available to different agents determine the speed of social learning. To this end, we study a variant
of the seminal model of DeGroot (1974), according to which agents linearly combine their
personal experiences with the views of their neighbors. We show that the rate of learning has
a simple analytical characterization in terms of the relative entropy of agents' signal structures
and their eigenvector centralities. Our characterization establishes that the way information is
dispersed throughout the social network has non-trivial implications for the rate of learning. In
particular, we show that when the informativeness of different agents' signal structures are comparable
in the sense of Blackwell (1953), then a positive assortative matching of signal qualities
and eigenvector centralities maximizes the rate of learning. On the other hand, if information
structures are such that each individual possesses some information crucial for learning, then
the rate of learning is higher when agents with the best signals are located at the periphery of
the network. Finally, we show that the extent of asymmetry in the structure of the social network
plays a key role in the long-run dynamics of the beliefs.

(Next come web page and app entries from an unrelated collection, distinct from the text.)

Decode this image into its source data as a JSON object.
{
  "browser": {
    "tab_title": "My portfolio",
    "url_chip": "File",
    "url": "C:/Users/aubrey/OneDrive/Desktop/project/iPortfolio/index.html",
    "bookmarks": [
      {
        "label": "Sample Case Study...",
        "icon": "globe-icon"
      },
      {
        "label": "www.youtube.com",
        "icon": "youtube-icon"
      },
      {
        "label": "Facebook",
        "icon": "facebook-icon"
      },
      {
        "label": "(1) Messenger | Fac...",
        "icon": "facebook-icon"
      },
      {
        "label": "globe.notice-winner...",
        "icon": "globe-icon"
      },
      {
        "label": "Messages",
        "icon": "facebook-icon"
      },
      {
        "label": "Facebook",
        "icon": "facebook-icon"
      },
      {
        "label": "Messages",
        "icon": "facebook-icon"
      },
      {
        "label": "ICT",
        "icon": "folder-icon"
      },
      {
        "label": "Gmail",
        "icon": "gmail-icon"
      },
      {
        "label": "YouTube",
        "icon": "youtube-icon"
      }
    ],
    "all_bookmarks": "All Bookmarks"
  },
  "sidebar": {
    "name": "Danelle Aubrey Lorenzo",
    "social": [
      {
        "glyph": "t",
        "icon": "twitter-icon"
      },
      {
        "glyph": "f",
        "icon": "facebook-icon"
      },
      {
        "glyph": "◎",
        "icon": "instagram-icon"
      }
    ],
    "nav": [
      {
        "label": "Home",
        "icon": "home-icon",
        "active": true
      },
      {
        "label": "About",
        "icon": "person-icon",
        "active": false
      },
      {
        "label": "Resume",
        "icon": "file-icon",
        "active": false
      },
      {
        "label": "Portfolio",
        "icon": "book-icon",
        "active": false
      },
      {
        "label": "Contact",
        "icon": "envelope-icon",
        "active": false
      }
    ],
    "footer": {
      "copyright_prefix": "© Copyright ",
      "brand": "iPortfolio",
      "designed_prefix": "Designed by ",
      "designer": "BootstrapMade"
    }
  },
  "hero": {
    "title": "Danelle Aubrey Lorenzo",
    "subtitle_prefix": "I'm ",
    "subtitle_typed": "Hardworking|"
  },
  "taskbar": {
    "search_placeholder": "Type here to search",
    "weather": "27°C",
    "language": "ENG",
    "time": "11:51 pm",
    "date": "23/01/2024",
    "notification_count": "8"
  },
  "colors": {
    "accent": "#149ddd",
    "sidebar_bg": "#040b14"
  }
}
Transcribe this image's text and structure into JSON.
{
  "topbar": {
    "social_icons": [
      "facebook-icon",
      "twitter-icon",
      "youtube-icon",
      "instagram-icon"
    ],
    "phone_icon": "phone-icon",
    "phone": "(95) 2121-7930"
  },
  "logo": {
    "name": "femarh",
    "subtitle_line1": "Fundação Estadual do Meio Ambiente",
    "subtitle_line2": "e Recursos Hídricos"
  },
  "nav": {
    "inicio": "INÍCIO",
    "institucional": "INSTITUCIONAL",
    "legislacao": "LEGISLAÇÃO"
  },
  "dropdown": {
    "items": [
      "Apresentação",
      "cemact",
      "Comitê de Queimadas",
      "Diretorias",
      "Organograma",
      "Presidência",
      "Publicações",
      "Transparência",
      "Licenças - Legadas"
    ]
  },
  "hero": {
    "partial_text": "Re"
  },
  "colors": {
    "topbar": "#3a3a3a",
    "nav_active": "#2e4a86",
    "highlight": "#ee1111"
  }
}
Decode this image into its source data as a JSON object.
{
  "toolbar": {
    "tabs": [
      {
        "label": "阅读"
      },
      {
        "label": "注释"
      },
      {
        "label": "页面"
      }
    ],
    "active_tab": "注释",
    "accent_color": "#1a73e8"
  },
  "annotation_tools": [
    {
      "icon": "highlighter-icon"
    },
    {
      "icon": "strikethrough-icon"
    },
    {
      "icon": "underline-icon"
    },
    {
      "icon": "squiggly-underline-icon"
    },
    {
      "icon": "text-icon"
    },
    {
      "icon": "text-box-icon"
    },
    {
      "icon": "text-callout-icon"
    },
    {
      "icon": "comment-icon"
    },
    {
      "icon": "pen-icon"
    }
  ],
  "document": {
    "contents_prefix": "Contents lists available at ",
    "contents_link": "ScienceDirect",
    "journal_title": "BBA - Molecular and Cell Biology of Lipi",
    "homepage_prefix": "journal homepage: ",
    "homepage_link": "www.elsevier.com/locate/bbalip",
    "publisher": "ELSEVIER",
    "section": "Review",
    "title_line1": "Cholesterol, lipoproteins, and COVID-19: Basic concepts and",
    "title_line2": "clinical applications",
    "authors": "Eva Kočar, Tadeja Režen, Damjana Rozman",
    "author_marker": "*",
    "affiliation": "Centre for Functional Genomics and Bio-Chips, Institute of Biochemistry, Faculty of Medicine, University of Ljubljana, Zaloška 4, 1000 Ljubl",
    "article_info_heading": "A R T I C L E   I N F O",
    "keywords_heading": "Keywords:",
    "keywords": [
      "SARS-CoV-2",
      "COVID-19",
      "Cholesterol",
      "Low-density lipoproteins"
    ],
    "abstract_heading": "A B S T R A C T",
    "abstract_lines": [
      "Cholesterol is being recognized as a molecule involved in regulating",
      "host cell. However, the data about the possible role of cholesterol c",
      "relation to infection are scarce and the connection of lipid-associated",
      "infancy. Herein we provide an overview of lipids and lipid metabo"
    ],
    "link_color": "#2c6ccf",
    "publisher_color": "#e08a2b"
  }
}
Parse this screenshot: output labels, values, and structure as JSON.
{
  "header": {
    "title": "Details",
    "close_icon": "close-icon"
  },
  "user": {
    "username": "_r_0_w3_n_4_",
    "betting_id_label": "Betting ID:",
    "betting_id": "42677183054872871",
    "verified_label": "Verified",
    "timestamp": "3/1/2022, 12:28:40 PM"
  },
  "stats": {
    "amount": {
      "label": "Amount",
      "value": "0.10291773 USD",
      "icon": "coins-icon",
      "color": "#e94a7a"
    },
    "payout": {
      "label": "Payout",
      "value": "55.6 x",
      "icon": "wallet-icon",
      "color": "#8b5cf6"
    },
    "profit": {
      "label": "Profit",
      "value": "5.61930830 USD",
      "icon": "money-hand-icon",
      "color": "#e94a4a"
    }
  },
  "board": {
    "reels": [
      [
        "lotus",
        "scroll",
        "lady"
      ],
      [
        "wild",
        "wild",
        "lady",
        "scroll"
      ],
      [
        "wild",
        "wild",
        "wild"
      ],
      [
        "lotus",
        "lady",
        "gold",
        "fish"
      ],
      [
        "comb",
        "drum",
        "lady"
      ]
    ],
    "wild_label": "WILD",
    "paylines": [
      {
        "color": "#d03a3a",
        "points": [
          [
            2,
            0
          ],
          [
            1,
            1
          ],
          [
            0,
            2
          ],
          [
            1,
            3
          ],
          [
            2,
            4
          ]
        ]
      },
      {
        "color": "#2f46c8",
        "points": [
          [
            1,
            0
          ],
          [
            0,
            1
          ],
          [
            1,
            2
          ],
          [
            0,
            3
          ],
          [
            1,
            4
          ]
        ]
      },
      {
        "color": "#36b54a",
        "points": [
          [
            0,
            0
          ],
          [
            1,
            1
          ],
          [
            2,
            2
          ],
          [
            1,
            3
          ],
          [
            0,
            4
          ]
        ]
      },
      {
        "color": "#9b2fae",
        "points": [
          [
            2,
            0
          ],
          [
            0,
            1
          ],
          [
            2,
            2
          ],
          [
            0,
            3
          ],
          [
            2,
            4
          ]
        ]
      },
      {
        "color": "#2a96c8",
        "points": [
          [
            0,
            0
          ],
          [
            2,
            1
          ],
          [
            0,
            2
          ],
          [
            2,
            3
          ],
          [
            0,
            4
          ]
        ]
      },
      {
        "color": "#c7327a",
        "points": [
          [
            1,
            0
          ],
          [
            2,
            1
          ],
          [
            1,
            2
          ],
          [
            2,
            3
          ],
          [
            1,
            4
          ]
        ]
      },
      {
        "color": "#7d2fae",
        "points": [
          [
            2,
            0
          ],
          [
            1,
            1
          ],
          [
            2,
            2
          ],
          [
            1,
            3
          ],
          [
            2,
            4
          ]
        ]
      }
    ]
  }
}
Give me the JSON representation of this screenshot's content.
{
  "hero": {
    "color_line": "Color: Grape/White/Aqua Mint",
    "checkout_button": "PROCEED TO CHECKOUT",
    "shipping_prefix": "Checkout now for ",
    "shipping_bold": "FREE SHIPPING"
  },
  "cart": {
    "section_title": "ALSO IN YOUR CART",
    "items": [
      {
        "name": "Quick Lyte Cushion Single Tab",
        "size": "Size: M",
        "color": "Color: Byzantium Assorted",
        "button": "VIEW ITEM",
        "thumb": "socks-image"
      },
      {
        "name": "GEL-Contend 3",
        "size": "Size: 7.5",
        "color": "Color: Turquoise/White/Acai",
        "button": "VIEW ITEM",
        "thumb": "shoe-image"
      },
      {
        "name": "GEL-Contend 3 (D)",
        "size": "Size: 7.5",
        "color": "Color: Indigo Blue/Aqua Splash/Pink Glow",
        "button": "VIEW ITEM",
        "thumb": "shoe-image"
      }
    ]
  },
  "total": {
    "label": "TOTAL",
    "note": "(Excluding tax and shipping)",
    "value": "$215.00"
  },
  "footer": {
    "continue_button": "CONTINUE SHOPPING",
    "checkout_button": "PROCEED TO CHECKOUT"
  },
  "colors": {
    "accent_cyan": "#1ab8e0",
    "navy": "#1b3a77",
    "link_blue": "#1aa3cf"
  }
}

Jadbabaie, Ali, Pooya Molavi, and Alireza Tahbaz-Salehi. "Information Heterogeneity and the Speed of Learning in Social Networks." Columbia University, May 2013.